Foremost among eBay’s challenges, Joseph writes, is buyers’ shifting preference in favor of easy shopping, and away from the auction format. People like features like free delivery, shopping various selections within categories, and conveniences like one-click checkout. As the go-between agent in a transaction, eBay has limited control over these features.
As the analyst notes: Ebay is at a disadvantage in its “ability to compete in buyer experience.”
Given the changing tastes among shoppers, it’s not too surprising that eBay’s market share has dropped to 17% from 19% in the past two years.
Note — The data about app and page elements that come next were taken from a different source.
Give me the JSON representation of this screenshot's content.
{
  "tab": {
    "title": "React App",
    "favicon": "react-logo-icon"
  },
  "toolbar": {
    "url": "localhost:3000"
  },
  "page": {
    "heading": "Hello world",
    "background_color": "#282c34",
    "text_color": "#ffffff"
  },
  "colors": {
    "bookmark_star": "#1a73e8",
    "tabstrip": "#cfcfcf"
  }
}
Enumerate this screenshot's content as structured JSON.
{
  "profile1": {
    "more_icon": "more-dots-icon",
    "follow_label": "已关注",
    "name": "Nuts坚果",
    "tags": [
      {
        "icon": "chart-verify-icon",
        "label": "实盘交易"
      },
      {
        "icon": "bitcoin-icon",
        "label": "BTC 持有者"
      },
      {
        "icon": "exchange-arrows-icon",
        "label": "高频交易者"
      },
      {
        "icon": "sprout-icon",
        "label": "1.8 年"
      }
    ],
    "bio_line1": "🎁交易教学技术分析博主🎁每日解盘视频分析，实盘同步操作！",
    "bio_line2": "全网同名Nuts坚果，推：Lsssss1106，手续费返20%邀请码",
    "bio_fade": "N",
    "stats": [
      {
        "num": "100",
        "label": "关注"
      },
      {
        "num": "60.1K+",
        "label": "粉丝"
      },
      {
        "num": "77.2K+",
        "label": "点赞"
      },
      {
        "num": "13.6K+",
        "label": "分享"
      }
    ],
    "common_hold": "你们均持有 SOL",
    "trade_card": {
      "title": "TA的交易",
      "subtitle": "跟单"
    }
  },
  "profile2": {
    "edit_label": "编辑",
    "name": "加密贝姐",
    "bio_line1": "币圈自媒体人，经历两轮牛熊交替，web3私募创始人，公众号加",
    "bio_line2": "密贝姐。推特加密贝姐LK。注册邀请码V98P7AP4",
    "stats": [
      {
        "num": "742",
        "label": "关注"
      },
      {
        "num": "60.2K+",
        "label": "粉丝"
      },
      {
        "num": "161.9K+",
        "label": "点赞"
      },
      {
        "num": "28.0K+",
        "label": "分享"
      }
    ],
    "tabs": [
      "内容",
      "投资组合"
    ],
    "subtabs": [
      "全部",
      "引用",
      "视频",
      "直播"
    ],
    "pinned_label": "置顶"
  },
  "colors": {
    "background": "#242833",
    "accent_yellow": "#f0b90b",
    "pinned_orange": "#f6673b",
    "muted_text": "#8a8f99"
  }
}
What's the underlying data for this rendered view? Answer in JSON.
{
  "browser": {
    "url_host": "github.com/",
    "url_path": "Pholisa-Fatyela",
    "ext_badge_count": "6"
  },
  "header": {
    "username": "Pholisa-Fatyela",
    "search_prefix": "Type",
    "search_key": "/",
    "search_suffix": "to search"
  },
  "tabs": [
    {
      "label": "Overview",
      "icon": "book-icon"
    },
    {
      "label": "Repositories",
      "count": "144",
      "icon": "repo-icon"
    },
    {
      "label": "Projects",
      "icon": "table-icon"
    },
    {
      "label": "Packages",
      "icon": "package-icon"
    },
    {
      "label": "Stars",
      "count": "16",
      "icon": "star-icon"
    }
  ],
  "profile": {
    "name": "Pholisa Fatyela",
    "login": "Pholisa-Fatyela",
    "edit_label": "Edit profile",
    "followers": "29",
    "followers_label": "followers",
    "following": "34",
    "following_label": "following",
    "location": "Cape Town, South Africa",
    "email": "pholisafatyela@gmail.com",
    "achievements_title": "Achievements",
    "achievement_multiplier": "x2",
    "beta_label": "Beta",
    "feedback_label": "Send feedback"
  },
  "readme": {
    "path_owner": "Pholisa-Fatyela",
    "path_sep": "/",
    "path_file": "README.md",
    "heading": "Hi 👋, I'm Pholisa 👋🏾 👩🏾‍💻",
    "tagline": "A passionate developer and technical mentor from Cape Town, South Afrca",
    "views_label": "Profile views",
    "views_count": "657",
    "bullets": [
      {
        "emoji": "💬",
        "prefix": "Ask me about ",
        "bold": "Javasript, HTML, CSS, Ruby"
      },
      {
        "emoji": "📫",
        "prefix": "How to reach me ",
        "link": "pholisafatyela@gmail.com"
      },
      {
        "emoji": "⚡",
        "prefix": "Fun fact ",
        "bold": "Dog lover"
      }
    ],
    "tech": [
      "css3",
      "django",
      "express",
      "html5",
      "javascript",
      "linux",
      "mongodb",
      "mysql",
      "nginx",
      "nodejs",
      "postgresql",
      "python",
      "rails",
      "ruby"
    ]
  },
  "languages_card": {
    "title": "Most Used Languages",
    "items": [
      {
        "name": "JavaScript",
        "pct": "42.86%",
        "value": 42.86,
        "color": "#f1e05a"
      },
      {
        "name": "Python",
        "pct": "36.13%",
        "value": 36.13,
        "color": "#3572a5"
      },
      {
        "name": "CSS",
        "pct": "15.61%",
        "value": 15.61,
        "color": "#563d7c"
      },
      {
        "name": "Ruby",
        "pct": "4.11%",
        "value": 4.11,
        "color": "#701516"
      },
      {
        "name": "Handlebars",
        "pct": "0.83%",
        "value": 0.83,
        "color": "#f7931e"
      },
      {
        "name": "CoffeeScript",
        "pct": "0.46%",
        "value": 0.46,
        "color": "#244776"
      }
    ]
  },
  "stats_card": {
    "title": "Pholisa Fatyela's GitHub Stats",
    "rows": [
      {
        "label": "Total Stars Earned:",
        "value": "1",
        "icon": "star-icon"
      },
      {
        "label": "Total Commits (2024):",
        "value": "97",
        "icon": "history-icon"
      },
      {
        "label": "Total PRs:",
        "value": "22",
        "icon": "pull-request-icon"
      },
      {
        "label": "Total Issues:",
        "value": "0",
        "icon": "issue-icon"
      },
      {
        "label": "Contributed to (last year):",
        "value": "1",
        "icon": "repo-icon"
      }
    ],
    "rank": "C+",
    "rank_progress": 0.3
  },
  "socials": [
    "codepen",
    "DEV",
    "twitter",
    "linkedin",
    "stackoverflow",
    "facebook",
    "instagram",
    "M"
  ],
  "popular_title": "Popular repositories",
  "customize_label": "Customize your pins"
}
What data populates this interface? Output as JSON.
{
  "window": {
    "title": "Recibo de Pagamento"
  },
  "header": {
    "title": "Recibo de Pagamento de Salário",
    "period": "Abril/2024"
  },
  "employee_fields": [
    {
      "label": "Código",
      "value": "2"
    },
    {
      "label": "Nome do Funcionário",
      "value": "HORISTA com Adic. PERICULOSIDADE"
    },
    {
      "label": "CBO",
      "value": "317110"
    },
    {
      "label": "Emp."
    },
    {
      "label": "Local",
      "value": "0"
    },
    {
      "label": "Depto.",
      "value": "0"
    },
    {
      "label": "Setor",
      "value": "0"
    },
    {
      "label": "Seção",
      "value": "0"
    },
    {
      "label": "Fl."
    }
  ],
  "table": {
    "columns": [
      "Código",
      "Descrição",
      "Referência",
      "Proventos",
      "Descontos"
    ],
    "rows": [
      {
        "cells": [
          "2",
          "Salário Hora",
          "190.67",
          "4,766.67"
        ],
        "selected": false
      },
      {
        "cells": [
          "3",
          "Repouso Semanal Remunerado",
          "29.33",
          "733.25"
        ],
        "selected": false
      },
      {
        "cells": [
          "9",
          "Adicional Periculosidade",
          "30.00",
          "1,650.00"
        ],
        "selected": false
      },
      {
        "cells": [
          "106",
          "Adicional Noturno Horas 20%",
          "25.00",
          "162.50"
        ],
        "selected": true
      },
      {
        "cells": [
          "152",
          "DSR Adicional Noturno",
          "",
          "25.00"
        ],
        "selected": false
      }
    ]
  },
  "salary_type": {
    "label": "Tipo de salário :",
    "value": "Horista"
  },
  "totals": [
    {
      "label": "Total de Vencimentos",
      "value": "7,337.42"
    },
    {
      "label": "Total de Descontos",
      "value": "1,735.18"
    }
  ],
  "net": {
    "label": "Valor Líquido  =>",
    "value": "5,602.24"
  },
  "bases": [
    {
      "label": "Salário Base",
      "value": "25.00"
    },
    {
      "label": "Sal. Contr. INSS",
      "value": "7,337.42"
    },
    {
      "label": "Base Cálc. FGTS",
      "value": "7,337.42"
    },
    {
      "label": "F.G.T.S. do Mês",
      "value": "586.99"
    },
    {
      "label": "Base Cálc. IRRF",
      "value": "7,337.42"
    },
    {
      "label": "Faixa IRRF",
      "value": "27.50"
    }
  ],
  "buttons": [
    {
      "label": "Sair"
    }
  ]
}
It’s also not shocking that Amazon’s slice of the business has grown to 5.3% from 3.7% in the same period, according to Morgan Stanley.
Other competitors have edged in as well. Local online swap shop specialist Craiglists has its fans. And while far from a runaway success, net giant Google’s
Google Checkout purchasing system is an alternative to eBay’s PayPal service.
The weakening economy is having an impact on eBay also. Analysts point out that people are buying fewer items and at lower prices. So with less big ticket sales to add to the total tally, the overall average selling price is falling. And with the slowing sales volume in September, particularly in the U.S., eBay’s growth rate is “under pressure,” according to a Merrill Lynch report Tuesday.
To be sure, eBay has a solid position globally as the marketplace where sellers of cheap goods meet hunters of good bargains. And as a company, eBay is an upstanding financial citizen, with zero debt, $3.7 billion cash in hand, and a cash flow generation rate of $3 billion annually.
But as we saw this week with Monday’s 9% drop in the Nasdaq, even solid favorites in tech like Google, Apple
and Research in Motion
get trampled when people stampede for the exits.
Worries about eBay’s slowing growth and shifting consumer preferences certainly don’t encourage the highest bids in a market prone to panic.